Gaming Green – This prototype was designed mainly for gamification experiments enabling flexibility for addition of components on top of the garment. For this, this prototype offered strong Velcro outer and magnetic panels, which together would enable attachment of components (e.g., cameras, sensors) onto the garment in a flexible manner to experiment with positioning of sensing components to allow experiment with and design of different games. This prototype was used for internal testing as well as in gamification experiments.
Gaming Grey – Based on the findings from experiments with the Gaming Green prototype, the Gaming Grey prototype was created. In this version, the components such as actuators, sensors, and camera were positioned within the garment. A zipper system also enabled some flexibility in the size and shape of the wearer. This prototype was used in gamification experiments as well as in connection to the tactile-board development and testing.
Multipanel Suit – This prototype was designed to enable placement of actuators on different body parts to enable experiments with multi-screen haptogram design that would emulate Social Haptic Communication that utilizes different locations on the body. This prototype consists of 10 different sub-parts (for lower arms upper arms, lower legs and upper legs, back and shoulders) that can be used individually or in combination with one another. This prototype was used in conjunction with developing the PCBs with extended channels, and production of actuators with longer wiring to reach different body parts.
Chairable 1– In order to enable an effective testing involving many participants the “chairable” was constructed. This was a tactile input matrix to be put on the back of an office chair such as available in the office environments where psychophysical experiments were to be performed. It offered a flexible solution with removable vibrators to be placed freely, and adaptable to the experiment to be performed. What is also valuable is that the problem of a tight fit to the body for good tactile contact (while simultaneously having test persons with different sizes) could be avoided by using this chair-solution. This prototype was used in psychophysics experiments.

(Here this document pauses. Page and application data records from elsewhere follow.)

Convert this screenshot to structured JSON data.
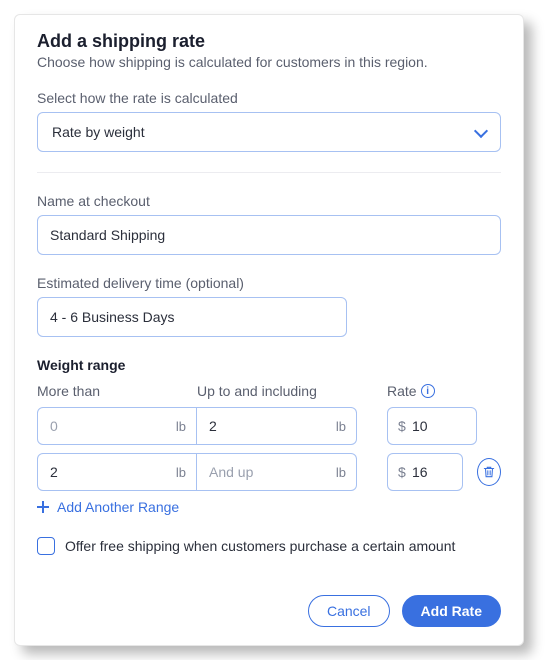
{
  "header": {
    "title": "Add a shipping rate",
    "subtitle": "Choose how shipping is calculated for customers in this region."
  },
  "calc": {
    "label": "Select how the rate is calculated",
    "value": "Rate by weight"
  },
  "name": {
    "label": "Name at checkout",
    "value": "Standard Shipping"
  },
  "eta": {
    "label": "Estimated delivery time (optional)",
    "value": "4 - 6 Business Days"
  },
  "range": {
    "heading": "Weight range",
    "cols": {
      "more": "More than",
      "upto": "Up to and including",
      "rate": "Rate"
    },
    "unit": "lb",
    "currency": "$",
    "and_up": "And up",
    "rows": [
      {
        "more": "0",
        "upto": "2",
        "rate": "10"
      },
      {
        "more": "2",
        "upto": "",
        "rate": "16"
      }
    ],
    "add_another": "Add Another Range"
  },
  "free_ship": {
    "label": "Offer free shipping when customers purchase a certain amount",
    "checked": false
  },
  "actions": {
    "cancel": "Cancel",
    "submit": "Add Rate"
  }
}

Chairable 2 – As chairs are different, e.g., some have arm support, some have divided back, etc., a next generation of chairables was constructed that could be put on the back of a chair and also be wrapped around for adopting to a wider spectrum of chairs. Chairable 2 also contained an arrangement of pockets for control boards and batteries, etc., rendering it as an stand-alone solution without a need for additional tables etc to hold the related electronic components. This prototype was used both in psychophysics experiments as well as the development of one-to-many and distance haptic communication experiments.

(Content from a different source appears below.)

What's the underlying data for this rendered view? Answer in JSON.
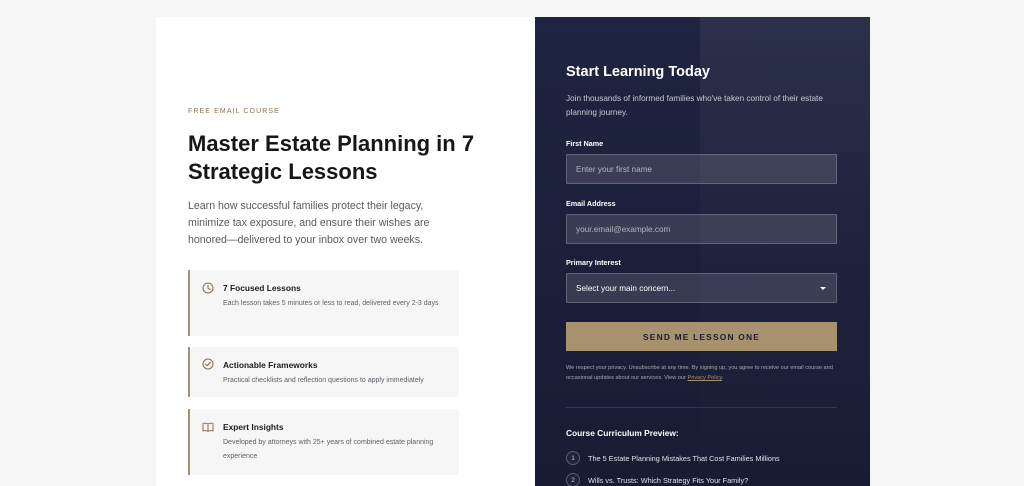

Black Vest – Based on several toile-like pre-prototypes (and previous Red Dress for positioning of actuators and Gaming green for positioning of sensors) the Black Vest HIPI garment was constructed and produced for including both sensor capability (concentrated to the front) and actuator capability (including the vibrator matrix for the rear part of the garment). Testing from the point of manufacturability was conducted. The Black Vest (HIPI) was used in computer vision and active object search experiments. It was, for example, used for walking (blindfolded) in a room and identifying faces and objects (as demonstrated at the final review meeting).